__Directions for this task__: Your reply should be the following data, copied exactly.

Provided data below:

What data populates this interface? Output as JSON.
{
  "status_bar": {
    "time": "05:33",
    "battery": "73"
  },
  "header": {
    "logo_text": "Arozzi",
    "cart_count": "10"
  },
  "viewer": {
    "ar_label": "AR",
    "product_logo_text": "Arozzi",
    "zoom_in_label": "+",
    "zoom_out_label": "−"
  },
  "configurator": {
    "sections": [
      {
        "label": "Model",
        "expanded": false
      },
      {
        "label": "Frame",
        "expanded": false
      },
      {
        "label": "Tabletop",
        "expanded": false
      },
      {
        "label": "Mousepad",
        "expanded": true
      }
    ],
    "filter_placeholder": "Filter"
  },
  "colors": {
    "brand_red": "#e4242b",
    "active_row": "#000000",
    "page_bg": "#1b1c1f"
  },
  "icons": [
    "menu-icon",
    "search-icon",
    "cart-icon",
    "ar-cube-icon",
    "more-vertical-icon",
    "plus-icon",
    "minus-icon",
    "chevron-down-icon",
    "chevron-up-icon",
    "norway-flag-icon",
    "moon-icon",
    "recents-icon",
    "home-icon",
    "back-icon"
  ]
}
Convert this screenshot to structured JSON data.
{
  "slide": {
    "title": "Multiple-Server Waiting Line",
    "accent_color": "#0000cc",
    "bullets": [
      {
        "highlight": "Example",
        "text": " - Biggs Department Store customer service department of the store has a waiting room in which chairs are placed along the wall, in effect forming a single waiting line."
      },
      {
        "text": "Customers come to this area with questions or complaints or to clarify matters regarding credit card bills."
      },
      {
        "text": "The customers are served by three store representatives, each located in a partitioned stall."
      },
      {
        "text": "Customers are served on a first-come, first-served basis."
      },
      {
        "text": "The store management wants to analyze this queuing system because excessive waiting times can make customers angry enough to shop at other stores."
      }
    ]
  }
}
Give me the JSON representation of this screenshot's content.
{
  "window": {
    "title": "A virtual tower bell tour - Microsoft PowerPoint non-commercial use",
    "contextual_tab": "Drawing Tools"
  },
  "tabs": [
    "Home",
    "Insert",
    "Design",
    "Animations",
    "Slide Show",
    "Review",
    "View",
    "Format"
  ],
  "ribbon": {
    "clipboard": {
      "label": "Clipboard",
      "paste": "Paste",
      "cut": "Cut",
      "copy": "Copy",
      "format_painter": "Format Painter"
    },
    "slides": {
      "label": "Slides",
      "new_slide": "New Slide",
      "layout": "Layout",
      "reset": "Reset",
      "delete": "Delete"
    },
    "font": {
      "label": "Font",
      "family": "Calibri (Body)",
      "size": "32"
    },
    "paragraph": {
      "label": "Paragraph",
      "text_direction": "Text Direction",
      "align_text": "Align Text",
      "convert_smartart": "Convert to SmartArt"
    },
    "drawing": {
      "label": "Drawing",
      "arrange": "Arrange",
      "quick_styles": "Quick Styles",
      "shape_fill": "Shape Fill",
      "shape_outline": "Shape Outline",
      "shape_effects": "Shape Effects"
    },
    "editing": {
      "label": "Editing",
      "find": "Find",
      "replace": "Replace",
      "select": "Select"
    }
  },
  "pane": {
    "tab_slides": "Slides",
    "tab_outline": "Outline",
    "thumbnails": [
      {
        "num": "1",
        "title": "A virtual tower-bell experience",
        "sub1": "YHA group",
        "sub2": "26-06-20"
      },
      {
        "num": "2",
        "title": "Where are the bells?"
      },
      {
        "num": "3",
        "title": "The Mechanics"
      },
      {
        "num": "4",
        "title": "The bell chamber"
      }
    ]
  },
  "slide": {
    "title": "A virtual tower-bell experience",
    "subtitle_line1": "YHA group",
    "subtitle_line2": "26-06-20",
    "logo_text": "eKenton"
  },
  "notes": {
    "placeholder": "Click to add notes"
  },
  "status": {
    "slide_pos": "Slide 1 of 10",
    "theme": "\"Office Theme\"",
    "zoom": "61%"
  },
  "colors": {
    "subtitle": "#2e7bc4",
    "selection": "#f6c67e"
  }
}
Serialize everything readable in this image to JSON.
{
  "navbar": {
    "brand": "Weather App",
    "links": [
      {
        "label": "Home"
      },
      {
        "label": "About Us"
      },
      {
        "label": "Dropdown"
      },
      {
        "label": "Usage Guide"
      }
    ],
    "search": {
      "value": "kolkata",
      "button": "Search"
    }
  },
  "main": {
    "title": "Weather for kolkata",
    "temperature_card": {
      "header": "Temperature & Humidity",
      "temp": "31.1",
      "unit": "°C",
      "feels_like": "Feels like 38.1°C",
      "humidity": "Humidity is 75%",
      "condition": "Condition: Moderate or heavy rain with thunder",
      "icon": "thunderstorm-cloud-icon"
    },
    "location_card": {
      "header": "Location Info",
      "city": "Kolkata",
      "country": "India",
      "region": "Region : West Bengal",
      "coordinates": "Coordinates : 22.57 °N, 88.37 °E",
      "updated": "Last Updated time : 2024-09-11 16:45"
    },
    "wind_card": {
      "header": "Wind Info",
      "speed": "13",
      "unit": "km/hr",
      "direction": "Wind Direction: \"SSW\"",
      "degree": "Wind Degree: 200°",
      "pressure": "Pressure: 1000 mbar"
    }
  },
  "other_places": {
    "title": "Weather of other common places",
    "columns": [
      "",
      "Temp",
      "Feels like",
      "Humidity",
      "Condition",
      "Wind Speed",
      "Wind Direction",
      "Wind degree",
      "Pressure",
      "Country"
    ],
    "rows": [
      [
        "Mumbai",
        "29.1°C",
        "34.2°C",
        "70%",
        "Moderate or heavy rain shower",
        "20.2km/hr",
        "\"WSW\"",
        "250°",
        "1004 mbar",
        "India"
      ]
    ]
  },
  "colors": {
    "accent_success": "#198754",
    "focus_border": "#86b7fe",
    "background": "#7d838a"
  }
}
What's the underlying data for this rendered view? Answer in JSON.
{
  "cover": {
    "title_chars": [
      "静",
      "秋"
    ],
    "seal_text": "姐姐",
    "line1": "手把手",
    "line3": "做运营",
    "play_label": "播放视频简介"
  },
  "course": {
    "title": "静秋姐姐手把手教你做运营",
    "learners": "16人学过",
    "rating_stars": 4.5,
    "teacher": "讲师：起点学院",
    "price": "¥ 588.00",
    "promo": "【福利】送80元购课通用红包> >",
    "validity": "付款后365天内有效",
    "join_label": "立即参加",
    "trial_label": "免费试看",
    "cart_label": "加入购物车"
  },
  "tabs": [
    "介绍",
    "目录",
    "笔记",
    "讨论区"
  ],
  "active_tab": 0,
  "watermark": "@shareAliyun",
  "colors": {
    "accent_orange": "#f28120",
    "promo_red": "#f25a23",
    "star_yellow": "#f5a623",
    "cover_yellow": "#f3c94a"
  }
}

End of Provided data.

__Response area__:
What data populates this interface? Output as JSON.
{
  "status_bar": {
    "time": "05:33",
    "battery": "73"
  },
  "header": {
    "logo_text": "Arozzi",
    "cart_count": "10"
  },
  "viewer": {
    "ar_label": "AR",
    "product_logo_text": "Arozzi",
    "zoom_in_label": "+",
    "zoom_out_label": "−"
  },
  "configurator": {
    "sections": [
      {
        "label": "Model",
        "expanded": false
      },
      {
        "label": "Frame",
        "expanded": false
      },
      {
        "label": "Tabletop",
        "expanded": false
      },
      {
        "label": "Mousepad",
        "expanded": true
      }
    ],
    "filter_placeholder": "Filter"
  },
  "colors": {
    "brand_red": "#e4242b",
    "active_row": "#000000",
    "page_bg": "#1b1c1f"
  },
  "icons": [
    "menu-icon",
    "search-icon",
    "cart-icon",
    "ar-cube-icon",
    "more-vertical-icon",
    "plus-icon",
    "minus-icon",
    "chevron-down-icon",
    "chevron-up-icon",
    "norway-flag-icon",
    "moon-icon",
    "recents-icon",
    "home-icon",
    "back-icon"
  ]
}
Convert this screenshot to structured JSON data.
{
  "slide": {
    "title": "Multiple-Server Waiting Line",
    "accent_color": "#0000cc",
    "bullets": [
      {
        "highlight": "Example",
        "text": " - Biggs Department Store customer service department of the store has a waiting room in which chairs are placed along the wall, in effect forming a single waiting line."
      },
      {
        "text": "Customers come to this area with questions or complaints or to clarify matters regarding credit card bills."
      },
      {
        "text": "The customers are served by three store representatives, each located in a partitioned stall."
      },
      {
        "text": "Customers are served on a first-come, first-served basis."
      },
      {
        "text": "The store management wants to analyze this queuing system because excessive waiting times can make customers angry enough to shop at other stores."
      }
    ]
  }
}
Give me the JSON representation of this screenshot's content.
{
  "window": {
    "title": "A virtual tower bell tour - Microsoft PowerPoint non-commercial use",
    "contextual_tab": "Drawing Tools"
  },
  "tabs": [
    "Home",
    "Insert",
    "Design",
    "Animations",
    "Slide Show",
    "Review",
    "View",
    "Format"
  ],
  "ribbon": {
    "clipboard": {
      "label": "Clipboard",
      "paste": "Paste",
      "cut": "Cut",
      "copy": "Copy",
      "format_painter": "Format Painter"
    },
    "slides": {
      "label": "Slides",
      "new_slide": "New Slide",
      "layout": "Layout",
      "reset": "Reset",
      "delete": "Delete"
    },
    "font": {
      "label": "Font",
      "family": "Calibri (Body)",
      "size": "32"
    },
    "paragraph": {
      "label": "Paragraph",
      "text_direction": "Text Direction",
      "align_text": "Align Text",
      "convert_smartart": "Convert to SmartArt"
    },
    "drawing": {
      "label": "Drawing",
      "arrange": "Arrange",
      "quick_styles": "Quick Styles",
      "shape_fill": "Shape Fill",
      "shape_outline": "Shape Outline",
      "shape_effects": "Shape Effects"
    },
    "editing": {
      "label": "Editing",
      "find": "Find",
      "replace": "Replace",
      "select": "Select"
    }
  },
  "pane": {
    "tab_slides": "Slides",
    "tab_outline": "Outline",
    "thumbnails": [
      {
        "num": "1",
        "title": "A virtual tower-bell experience",
        "sub1": "YHA group",
        "sub2": "26-06-20"
      },
      {
        "num": "2",
        "title": "Where are the bells?"
      },
      {
        "num": "3",
        "title": "The Mechanics"
      },
      {
        "num": "4",
        "title": "The bell chamber"
      }
    ]
  },
  "slide": {
    "title": "A virtual tower-bell experience",
    "subtitle_line1": "YHA group",
    "subtitle_line2": "26-06-20",
    "logo_text": "eKenton"
  },
  "notes": {
    "placeholder": "Click to add notes"
  },
  "status": {
    "slide_pos": "Slide 1 of 10",
    "theme": "\"Office Theme\"",
    "zoom": "61%"
  },
  "colors": {
    "subtitle": "#2e7bc4",
    "selection": "#f6c67e"
  }
}
Serialize everything readable in this image to JSON.
{
  "navbar": {
    "brand": "Weather App",
    "links": [
      {
        "label": "Home"
      },
      {
        "label": "About Us"
      },
      {
        "label": "Dropdown"
      },
      {
        "label": "Usage Guide"
      }
    ],
    "search": {
      "value": "kolkata",
      "button": "Search"
    }
  },
  "main": {
    "title": "Weather for kolkata",
    "temperature_card": {
      "header": "Temperature & Humidity",
      "temp": "31.1",
      "unit": "°C",
      "feels_like": "Feels like 38.1°C",
      "humidity": "Humidity is 75%",
      "condition": "Condition: Moderate or heavy rain with thunder",
      "icon": "thunderstorm-cloud-icon"
    },
    "location_card": {
      "header": "Location Info",
      "city": "Kolkata",
      "country": "India",
      "region": "Region : West Bengal",
      "coordinates": "Coordinates : 22.57 °N, 88.37 °E",
      "updated": "Last Updated time : 2024-09-11 16:45"
    },
    "wind_card": {
      "header": "Wind Info",
      "speed": "13",
      "unit": "km/hr",
      "direction": "Wind Direction: \"SSW\"",
      "degree": "Wind Degree: 200°",
      "pressure": "Pressure: 1000 mbar"
    }
  },
  "other_places": {
    "title": "Weather of other common places",
    "columns": [
      "",
      "Temp",
      "Feels like",
      "Humidity",
      "Condition",
      "Wind Speed",
      "Wind Direction",
      "Wind degree",
      "Pressure",
      "Country"
    ],
    "rows": [
      [
        "Mumbai",
        "29.1°C",
        "34.2°C",
        "70%",
        "Moderate or heavy rain shower",
        "20.2km/hr",
        "\"WSW\"",
        "250°",
        "1004 mbar",
        "India"
      ]
    ]
  },
  "colors": {
    "accent_success": "#198754",
    "focus_border": "#86b7fe",
    "background": "#7d838a"
  }
}
What's the underlying data for this rendered view? Answer in JSON.
{
  "cover": {
    "title_chars": [
      "静",
      "秋"
    ],
    "seal_text": "姐姐",
    "line1": "手把手",
    "line3": "做运营",
    "play_label": "播放视频简介"
  },
  "course": {
    "title": "静秋姐姐手把手教你做运营",
    "learners": "16人学过",
    "rating_stars": 4.5,
    "teacher": "讲师：起点学院",
    "price": "¥ 588.00",
    "promo": "【福利】送80元购课通用红包> >",
    "validity": "付款后365天内有效",
    "join_label": "立即参加",
    "trial_label": "免费试看",
    "cart_label": "加入购物车"
  },
  "tabs": [
    "介绍",
    "目录",
    "笔记",
    "讨论区"
  ],
  "active_tab": 0,
  "watermark": "@shareAliyun",
  "colors": {
    "accent_orange": "#f28120",
    "promo_red": "#f25a23",
    "star_yellow": "#f5a623",
    "cover_yellow": "#f3c94a"
  }
}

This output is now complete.